Yesterday I was deeply saddened to learn the nonagenarian grandmother of my good friend (Samantha) had passed away. As would be expected, the granddaughter grief stricken when delivering her stark news via telephone.
Sam’s forebear Brenda spent ninety plus years wandering this vale of tears. Those four score and ten plus summers played out around Lancashire mill towns. An at times impoverished life manifesting dogged and stoic behavioural traits, affording her incalculable spirit, resolve, mental strength and strong fortitude when darker episodes came knocking.
She was a lady who bequeathed her daughter’s progeny a legacy of love, memories and jovial yarns. Episodes ensuring the nonagenarian will live on through a granddaughter who possesses similar wonderful qualities, such as stoicism, compassion, love and thoughtfulness.
This legacy including old anecdotes of yore handed down her bloodline, ensuring her life won’t just be remembered by a series of dates (such as birth, death and wedding)…… No, existential episodes will also be bequeathed to future generations and their acquaintances.
Legendary yarns ensuring folklore in maintained by kith and kin; affording future generations the wherewithal to preserve and cascade their forefather’s legacy. Stories which, in some cases maybe embellished to augment the tale, nevertheless worthy of a retell as a bunch of genuinely funny tales you long to be true.
Although only meeting Brenda once, during her later years, over the duration of our acquaintance, Samantha’s disclosed numerous tales relating to her eccentric, resilient and idiosyncratic nan. A character, like her granddaughter and me, born and raised in a working class northern English environment.
Amongst these disclosures a whizzbang account of her grandmother once owning a cat with a habit of defecating in her slippers. Other revelations disclosed included bulletins of Ken Loachian kitchen sink dramas such as, when a mother to young kids, undertaking shoe repairs with concrete; not to mention owning a dog which committed suicide.
Tales which, although portraying life’s ingrained starkness for many 20th century’s working class folk, are underpinned with the humour borne from that adversity. On hearing these vignettes from the top of her anecdotal iceberg it’s hard not to conclude, though, Brenda wasn’t overly fortuitous her choice of pets.
The fixing of a shoe with concrete during impoverished times particularly tickling my funny bone. In particular the revelation her chosen repair material being so weighty and cumbersome the quirky lady had problems manoeuvring her shoe whilst wearing the footwear post-fix.
The anecdote relating to the dog taking it’s own life was apparently a consequence of depression following the death of the old ladies long-term husband. In the absence of emotional support groups like (say) canine Samaritans to counsel the mutt, it appear a loss of his beloved owner was just too big a burden to bear.

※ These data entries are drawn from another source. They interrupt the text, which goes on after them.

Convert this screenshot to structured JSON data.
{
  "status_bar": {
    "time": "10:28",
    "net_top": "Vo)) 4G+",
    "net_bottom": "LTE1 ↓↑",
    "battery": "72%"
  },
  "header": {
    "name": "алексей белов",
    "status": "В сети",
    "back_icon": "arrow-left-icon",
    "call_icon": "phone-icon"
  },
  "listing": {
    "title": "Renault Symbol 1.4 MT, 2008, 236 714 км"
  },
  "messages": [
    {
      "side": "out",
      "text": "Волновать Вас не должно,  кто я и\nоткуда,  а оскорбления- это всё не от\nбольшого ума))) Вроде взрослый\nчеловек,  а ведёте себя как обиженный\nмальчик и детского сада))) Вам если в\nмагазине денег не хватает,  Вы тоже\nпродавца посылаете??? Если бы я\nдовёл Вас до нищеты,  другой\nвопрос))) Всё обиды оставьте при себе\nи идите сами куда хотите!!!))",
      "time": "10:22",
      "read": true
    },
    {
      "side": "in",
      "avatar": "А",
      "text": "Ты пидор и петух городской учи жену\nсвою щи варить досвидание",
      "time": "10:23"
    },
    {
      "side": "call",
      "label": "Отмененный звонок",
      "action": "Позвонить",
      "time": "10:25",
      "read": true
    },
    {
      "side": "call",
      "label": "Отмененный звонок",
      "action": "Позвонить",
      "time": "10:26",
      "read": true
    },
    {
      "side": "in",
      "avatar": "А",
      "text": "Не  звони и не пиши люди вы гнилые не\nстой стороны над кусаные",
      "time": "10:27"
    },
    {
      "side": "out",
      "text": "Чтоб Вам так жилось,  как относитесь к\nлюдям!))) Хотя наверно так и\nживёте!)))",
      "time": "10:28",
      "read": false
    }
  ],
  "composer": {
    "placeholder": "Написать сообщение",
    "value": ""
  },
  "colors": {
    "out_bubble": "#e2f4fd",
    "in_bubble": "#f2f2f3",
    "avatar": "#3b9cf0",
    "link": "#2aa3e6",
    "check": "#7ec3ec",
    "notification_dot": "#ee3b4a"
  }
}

Of course there’s no way of proving 100% that the dog was depressed. However waiting until a car drove along his street before walking into the road is a fairly good indication all was not well mental health wise.
It has to be said, the cat undertaking its business in the old lady’s slipper left me with more questions than answers. …….. The main one being “What the f***?!”
Footnote – Incidentally, when I say the moggy did it’s business in the nan’s slipper I’m of course referring to it’s bowels being emptyied within the indoor footwear. Not it’d held clandestine meetings in the domestic footwear to peddle narcotics.
Yes, Brenda suffered from dreadful misfortune when it comes to domestic pets and footwear. However, she leaves my dear friend and the rest of her brood with a plethora of highly entertaining stories they’ll be able to dine out on for years.
Folk tales which they themselves can pass on to further generations…… A wonderful legacy!!